Fast Kalman Filter

To demonstrate the use of the FKF package this example shows how to fit an ARMA(2, 1) model using this Kalman filter implimentation and teh extraction of the resulting filtered and smoothed estimates.

Start by loading the package:

library('FKF')

Generating synthetic data

A data set of 1000 points is generated from the model \[ a_{t} = \frac{-0.2}{1 - 0.6z^{-1} - 0.2z^{-1}}\eta_t \] where \(\eta_{t} \sim N\left(0,0.2\right)\)

n <- 1000

## Set the AR parameters
ar1 <- 0.6
ar2 <- 0.2
ma1 <- -0.2
sigma <- sqrt(0.2)
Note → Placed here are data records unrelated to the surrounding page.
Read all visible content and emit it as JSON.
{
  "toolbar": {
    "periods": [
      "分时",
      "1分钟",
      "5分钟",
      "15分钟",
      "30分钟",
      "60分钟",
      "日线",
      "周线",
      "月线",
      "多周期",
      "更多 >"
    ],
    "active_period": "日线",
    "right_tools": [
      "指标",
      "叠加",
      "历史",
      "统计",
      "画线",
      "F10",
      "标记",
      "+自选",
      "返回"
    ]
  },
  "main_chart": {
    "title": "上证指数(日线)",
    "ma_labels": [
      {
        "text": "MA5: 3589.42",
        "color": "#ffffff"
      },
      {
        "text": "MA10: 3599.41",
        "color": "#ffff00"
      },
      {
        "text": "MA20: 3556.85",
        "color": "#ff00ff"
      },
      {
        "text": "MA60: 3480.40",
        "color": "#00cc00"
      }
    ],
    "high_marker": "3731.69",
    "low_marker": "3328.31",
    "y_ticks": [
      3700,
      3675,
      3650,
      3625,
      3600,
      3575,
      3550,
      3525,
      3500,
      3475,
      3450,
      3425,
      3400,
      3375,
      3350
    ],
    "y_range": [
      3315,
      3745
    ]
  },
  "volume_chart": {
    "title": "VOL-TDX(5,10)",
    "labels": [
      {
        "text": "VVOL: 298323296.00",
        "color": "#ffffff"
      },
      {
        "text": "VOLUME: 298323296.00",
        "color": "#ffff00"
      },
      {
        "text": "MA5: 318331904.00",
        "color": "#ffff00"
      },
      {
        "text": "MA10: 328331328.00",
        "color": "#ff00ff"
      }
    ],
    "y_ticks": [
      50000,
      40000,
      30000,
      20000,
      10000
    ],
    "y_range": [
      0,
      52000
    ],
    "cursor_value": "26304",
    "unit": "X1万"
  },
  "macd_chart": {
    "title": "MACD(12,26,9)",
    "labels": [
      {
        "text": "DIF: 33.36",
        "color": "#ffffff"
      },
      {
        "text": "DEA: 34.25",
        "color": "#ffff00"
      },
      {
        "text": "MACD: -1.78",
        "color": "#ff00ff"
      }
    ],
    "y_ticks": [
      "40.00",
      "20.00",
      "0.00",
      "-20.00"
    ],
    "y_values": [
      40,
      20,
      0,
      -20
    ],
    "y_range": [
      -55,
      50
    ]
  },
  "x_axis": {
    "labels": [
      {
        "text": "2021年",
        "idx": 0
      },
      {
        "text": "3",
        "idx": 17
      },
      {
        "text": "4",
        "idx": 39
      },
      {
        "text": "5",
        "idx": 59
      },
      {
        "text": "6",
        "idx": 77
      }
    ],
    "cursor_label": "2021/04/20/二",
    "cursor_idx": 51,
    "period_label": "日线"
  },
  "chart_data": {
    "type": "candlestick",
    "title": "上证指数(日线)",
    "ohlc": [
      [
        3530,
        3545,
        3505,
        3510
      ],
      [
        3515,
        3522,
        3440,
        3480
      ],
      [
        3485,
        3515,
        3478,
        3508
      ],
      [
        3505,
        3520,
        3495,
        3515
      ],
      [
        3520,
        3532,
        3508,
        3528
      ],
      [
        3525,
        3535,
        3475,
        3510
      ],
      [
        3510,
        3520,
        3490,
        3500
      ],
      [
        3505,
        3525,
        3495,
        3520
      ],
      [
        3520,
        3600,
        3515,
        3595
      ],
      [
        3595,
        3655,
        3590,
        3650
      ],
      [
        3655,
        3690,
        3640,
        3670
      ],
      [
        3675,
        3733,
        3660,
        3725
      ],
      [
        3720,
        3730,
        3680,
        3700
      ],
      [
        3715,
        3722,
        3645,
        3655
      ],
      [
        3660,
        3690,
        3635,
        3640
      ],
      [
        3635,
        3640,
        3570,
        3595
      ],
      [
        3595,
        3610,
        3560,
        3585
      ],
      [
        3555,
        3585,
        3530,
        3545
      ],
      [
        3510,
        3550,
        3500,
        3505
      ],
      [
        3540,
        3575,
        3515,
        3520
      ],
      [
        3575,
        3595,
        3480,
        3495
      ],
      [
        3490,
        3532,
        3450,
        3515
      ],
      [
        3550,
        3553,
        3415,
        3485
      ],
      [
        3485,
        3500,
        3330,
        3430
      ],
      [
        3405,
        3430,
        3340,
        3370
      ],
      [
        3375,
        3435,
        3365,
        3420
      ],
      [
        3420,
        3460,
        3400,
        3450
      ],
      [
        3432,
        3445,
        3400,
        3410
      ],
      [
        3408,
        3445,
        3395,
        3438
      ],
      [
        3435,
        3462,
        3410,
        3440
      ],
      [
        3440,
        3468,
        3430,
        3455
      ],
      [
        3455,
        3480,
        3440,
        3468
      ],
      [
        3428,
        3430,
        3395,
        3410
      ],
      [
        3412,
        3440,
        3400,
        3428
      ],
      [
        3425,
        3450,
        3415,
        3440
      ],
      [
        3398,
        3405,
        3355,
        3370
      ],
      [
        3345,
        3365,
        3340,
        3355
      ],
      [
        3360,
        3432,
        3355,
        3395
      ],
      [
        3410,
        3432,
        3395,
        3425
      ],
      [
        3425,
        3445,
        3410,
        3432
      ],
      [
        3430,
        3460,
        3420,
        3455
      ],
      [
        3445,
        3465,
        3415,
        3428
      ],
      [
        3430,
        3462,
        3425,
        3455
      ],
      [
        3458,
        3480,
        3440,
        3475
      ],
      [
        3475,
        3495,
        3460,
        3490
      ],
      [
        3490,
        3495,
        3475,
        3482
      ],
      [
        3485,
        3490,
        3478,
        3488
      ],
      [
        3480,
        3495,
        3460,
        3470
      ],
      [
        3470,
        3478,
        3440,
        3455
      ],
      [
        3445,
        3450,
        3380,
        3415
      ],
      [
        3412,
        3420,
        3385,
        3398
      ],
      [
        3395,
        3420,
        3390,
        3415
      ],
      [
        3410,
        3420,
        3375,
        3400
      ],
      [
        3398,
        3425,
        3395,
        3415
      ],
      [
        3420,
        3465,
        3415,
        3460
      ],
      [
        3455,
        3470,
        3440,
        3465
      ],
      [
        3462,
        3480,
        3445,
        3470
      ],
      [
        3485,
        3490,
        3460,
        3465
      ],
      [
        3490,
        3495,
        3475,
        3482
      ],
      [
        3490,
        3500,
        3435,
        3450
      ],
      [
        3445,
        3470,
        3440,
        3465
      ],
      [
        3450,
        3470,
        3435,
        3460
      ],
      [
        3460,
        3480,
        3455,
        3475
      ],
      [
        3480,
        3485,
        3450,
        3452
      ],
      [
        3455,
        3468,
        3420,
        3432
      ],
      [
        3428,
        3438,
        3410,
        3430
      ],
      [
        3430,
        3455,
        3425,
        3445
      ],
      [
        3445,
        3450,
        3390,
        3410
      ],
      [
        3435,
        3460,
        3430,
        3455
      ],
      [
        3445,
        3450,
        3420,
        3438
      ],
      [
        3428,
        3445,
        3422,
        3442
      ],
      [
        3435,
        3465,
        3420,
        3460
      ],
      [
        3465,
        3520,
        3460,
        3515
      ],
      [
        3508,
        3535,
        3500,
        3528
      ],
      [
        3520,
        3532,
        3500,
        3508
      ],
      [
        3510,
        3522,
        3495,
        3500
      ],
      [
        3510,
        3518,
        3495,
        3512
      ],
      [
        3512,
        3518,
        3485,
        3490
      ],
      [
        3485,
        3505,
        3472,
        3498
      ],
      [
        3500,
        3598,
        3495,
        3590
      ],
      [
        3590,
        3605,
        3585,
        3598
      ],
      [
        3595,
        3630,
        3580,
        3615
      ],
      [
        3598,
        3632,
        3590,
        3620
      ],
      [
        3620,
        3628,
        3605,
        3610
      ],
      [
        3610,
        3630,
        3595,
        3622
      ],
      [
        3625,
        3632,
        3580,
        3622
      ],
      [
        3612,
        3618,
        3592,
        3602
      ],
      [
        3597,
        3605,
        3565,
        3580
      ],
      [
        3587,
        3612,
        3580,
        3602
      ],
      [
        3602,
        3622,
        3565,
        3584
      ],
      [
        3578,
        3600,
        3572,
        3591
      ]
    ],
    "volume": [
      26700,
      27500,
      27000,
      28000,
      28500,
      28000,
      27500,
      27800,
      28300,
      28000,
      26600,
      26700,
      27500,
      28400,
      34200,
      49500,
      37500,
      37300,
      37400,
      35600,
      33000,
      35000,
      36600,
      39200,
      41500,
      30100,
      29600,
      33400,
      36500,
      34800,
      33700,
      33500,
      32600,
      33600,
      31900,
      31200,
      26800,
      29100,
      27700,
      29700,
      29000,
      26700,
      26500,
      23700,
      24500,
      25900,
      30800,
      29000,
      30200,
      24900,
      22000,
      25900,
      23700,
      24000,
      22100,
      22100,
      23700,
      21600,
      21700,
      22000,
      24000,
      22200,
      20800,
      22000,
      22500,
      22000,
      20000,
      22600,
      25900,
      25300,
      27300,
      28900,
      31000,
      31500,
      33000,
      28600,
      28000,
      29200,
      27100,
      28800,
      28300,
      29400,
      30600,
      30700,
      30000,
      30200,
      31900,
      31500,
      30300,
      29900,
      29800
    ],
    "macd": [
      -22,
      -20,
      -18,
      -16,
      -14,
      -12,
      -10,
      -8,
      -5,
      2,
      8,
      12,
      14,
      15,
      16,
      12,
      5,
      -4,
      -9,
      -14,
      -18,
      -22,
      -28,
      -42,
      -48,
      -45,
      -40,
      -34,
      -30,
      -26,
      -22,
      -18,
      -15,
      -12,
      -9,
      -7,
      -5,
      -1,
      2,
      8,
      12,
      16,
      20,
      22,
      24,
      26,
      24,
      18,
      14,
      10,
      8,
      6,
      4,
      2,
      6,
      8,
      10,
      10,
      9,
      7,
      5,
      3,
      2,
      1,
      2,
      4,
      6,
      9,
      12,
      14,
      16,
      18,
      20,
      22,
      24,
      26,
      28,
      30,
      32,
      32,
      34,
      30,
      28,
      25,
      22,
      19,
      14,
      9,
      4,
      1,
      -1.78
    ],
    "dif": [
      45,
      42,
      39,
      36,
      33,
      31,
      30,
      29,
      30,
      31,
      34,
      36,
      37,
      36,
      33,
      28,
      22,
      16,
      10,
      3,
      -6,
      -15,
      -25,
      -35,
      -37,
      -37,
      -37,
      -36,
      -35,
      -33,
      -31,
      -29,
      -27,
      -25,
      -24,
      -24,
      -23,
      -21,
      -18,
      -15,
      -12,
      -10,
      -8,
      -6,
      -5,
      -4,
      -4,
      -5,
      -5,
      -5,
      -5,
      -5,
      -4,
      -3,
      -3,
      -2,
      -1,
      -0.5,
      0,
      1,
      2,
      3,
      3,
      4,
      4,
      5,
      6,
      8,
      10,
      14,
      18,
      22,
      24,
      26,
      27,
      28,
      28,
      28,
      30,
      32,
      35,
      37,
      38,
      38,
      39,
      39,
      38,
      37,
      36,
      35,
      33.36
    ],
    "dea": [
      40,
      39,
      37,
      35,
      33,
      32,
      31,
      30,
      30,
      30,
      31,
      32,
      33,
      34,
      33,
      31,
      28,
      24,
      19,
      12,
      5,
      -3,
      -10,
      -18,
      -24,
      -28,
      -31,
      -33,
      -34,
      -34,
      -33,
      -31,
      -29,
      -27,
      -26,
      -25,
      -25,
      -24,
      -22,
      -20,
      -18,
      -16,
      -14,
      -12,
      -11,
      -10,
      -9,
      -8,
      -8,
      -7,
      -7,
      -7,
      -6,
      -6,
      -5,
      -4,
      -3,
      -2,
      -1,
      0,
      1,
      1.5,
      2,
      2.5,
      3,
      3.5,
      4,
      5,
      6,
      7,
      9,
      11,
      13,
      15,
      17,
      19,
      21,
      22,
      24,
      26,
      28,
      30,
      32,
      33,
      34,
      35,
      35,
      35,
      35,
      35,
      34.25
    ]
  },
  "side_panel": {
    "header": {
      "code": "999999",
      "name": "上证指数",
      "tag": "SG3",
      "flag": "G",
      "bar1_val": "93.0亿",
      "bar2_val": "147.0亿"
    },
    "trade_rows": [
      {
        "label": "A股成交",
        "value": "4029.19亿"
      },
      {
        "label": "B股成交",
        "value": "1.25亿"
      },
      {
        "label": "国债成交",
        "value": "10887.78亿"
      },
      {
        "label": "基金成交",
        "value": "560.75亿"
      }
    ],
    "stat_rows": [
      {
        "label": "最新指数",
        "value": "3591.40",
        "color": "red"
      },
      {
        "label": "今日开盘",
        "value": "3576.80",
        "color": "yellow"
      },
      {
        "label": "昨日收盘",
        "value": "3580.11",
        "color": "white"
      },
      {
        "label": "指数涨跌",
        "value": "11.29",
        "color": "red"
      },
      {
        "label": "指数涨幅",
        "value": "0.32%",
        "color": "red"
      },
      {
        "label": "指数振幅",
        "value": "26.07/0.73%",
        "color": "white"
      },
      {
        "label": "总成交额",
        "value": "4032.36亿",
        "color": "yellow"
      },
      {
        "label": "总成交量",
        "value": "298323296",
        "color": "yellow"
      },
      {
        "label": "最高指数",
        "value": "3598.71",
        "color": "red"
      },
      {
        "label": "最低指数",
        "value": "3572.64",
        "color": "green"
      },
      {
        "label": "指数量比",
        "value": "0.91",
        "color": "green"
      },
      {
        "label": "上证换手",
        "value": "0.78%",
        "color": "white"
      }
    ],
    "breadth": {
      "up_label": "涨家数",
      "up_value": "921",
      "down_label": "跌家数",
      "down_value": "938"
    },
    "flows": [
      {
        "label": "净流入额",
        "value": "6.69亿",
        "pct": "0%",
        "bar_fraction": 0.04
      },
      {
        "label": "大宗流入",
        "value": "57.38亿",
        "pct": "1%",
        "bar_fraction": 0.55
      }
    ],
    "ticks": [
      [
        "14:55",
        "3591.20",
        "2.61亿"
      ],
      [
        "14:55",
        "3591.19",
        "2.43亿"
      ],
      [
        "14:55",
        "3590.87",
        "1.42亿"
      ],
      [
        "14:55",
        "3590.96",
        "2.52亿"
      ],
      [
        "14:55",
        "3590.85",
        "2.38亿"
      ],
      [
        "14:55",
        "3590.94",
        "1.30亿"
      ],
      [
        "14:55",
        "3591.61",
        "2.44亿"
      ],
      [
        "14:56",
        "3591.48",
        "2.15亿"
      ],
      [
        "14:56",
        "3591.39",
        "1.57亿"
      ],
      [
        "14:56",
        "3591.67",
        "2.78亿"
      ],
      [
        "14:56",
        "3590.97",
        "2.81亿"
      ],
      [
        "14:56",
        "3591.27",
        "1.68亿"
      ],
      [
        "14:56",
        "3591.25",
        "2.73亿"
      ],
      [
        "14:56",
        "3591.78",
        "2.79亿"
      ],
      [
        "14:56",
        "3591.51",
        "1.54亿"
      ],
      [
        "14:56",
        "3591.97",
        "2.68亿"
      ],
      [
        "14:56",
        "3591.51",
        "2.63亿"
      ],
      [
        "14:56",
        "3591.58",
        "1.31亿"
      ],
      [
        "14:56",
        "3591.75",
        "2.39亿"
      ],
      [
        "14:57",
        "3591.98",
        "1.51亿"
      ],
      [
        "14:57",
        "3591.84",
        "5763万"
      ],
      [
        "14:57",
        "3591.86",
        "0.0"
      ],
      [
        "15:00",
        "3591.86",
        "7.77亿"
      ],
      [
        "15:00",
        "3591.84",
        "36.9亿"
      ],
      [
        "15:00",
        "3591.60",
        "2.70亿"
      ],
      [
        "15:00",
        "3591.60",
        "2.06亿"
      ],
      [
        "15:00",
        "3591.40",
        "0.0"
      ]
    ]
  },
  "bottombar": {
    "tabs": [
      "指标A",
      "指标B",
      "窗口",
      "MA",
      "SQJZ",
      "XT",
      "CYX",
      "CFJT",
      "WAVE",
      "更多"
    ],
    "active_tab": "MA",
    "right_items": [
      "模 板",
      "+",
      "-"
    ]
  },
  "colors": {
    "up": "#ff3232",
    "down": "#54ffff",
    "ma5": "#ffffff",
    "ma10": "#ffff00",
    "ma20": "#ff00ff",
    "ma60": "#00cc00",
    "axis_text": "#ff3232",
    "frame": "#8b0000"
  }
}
a <- arima.sim(model = list(ar = c(ar1, ar2), ma = ma1), n = n,
               innov = rnorm(n) * sigma)

Estimation

To estimate the parameters using numerical optimisation two functions are specified. The first creates a state space representation out of the four ARMA parameters

arma21ss <- function(ar1, ar2, ma1, sigma) {
    Tt <- matrix(c(ar1, ar2, 1, 0), ncol = 2)
    Zt <- matrix(c(1, 0), ncol = 2)
    ct <- matrix(0)
    dt <- matrix(0, nrow = 2)
    GGt <- matrix(0)
    H <- matrix(c(1, ma1), nrow = 2) * sigma
    HHt <- H %*% t(H)
    a0 <- c(0, 0)
    P0 <- matrix(1e6, nrow = 2, ncol = 2)
    return(list(a0 = a0, P0 = P0, ct = ct, dt = dt, Zt = Zt, Tt = Tt, GGt = GGt,
                HHt = HHt))
}

The second is the objective function passed to optim which returns the noegative log-likelihood

objective <- function(theta, yt) {
    sp <- arma21ss(theta["ar1"], theta["ar2"], theta["ma1"], theta["sigma"])
    ans <- fkf(a0 = sp$a0, P0 = sp$P0, dt = sp$dt, ct = sp$ct, Tt = sp$Tt,
               Zt = sp$Zt, HHt = sp$HHt, GGt = sp$GGt, yt = yt)
    return(-ans$logLik)
}

Estimation is then performed using a numeric search by optim

theta <- c(ar = c(0, 0), ma1 = 0, sigma = 1)
fit <- optim(theta, objective, yt = rbind(a), hessian = TRUE)

Results

First consider the 95% CI for the parameter estimate which can be constructed using the hessian of the fit:

## Confidence intervals
p <- cbind(actual = c(ar1=ar1,ar2=ar2,ma1=ma1,sigma=sigma),
           estimate = fit$par,
           lowerCI = fit$par - qnorm(0.975) * sqrt(diag(solve(fit$hessian))),
           upperCI = fit$par + qnorm(0.975) * sqrt(diag(solve(fit$hessian))))
p
#>           actual   estimate     lowerCI     upperCI
#> ar1    0.6000000  0.6361958  0.44938637  0.82300522
#> ar2    0.2000000  0.1824312  0.05195453  0.31290782
#> ma1   -0.2000000 -0.2568841 -0.44479501 -0.06897309
#> sigma  0.4472136  0.4512846  0.43149813  0.47107100

showing the actual parameters fall within the 95% CI of the estimated values.

The series can be filtered usinf the estimated parameter values

sp <- arma21ss(fit$par["ar1"], fit$par["ar2"], fit$par["ma1"], fit$par["sigma"])
ans <- fkf(a0 = sp$a0, P0 = sp$P0, dt = sp$dt, ct = sp$ct, Tt = sp$Tt,
           Zt = sp$Zt, HHt = sp$HHt, GGt = sp$GGt, yt = rbind(a))

This allows comparision of the prediction with the realization

plot(ans, at.idx = 1, att.idx = NA, CI = NA)
lines(a, lty = "dotted")

and comparision of the filtered series with the realization

plot(ans, at.idx = NA, att.idx = 1, CI = NA)
lines(a, lty = "dotted")

The plotting function for the fkf class also allows visual checking of whether the residuals are Gaussian

plot(ans, type = "resid.qq")

or if there is a linear serial dependence through ‘acf’

plot(ans, type = "acf")

The smoothed estimates can also be computed by a simple call to fks

sm <- fks(ans)

The smoothed estiamte with confidence intervals can be plotted alongside the observed data

plot(sm)
lines(a,col="black")